------ Excerpted records
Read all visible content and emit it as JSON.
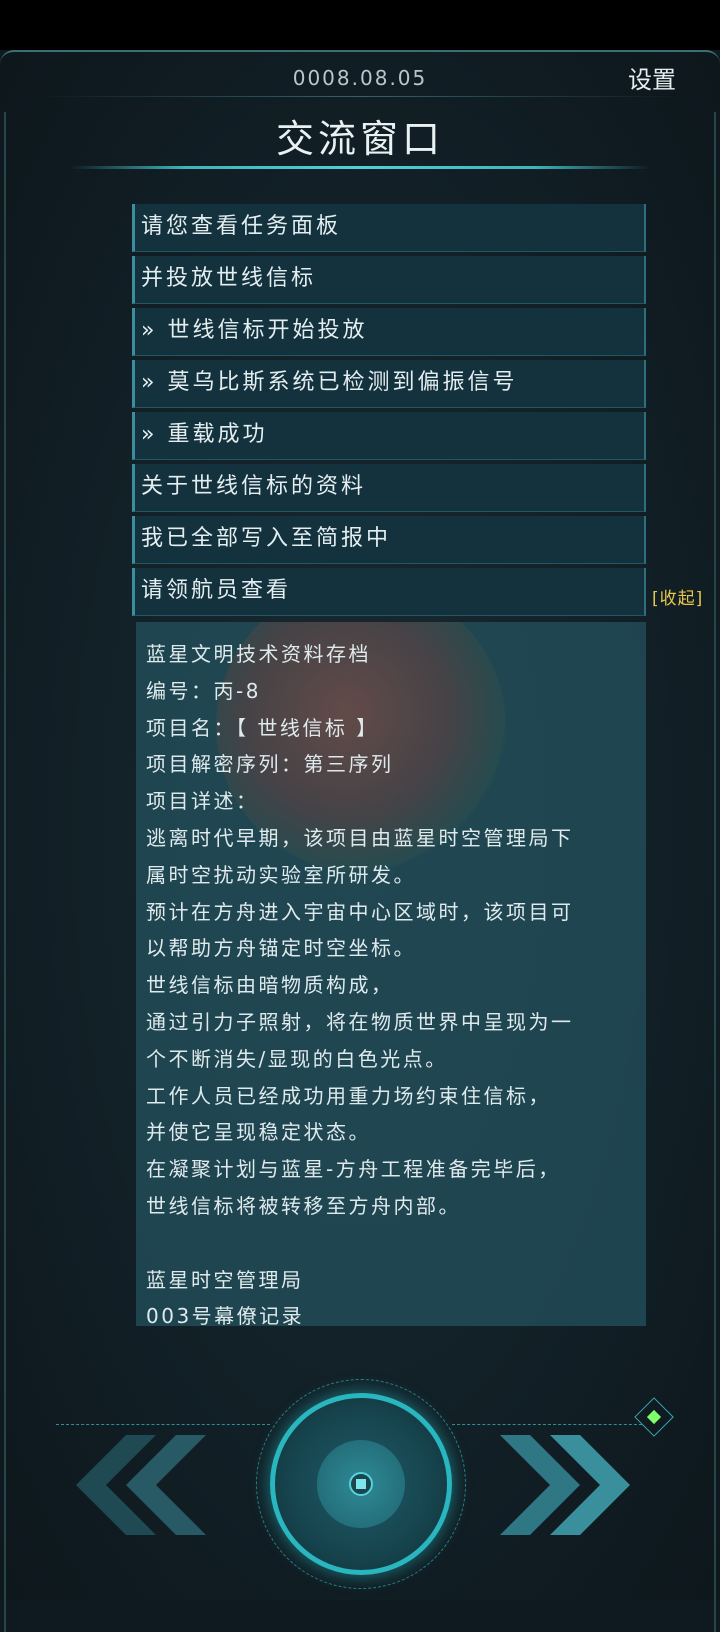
{
  "header": {
    "date": "0008.08.05",
    "settings_label": "设置",
    "title": "交流窗口"
  },
  "messages": [
    "请您查看任务面板",
    "并投放世线信标",
    "» 世线信标开始投放",
    "» 莫乌比斯系统已检测到偏振信号",
    "» 重载成功",
    "关于世线信标的资料",
    "我已全部写入至简报中",
    "请领航员查看"
  ],
  "collapse_label": "[收起]",
  "document": {
    "lines": [
      "蓝星文明技术资料存档",
      "编号：丙-8",
      "项目名：【 世线信标 】",
      "项目解密序列：第三序列",
      "项目详述：",
      "逃离时代早期，该项目由蓝星时空管理局下",
      "属时空扰动实验室所研发。",
      "预计在方舟进入宇宙中心区域时，该项目可",
      "以帮助方舟锚定时空坐标。",
      "世线信标由暗物质构成，",
      "通过引力子照射，将在物质世界中呈现为一",
      "个不断消失/显现的白色光点。",
      "工作人员已经成功用重力场约束住信标，",
      "并使它呈现稳定状态。",
      "在凝聚计划与蓝星-方舟工程准备完毕后，",
      "世线信标将被转移至方舟内部。",
      "",
      "蓝星时空管理局",
      "003号幕僚记录"
    ]
  },
  "colors": {
    "accent": "#2ab6bf",
    "highlight": "#e8c74a",
    "status_dot": "#7cff6a"
  },
  "icons": {
    "prev": "double-chevron-left-icon",
    "next": "double-chevron-right-icon",
    "center": "target-circle-icon",
    "corner": "diamond-icon"
  }
}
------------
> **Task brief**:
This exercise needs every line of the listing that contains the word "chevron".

> **Exercise answer**:
    "prev": "double-chevron-left-icon",
    "next": "double-chevron-right-icon",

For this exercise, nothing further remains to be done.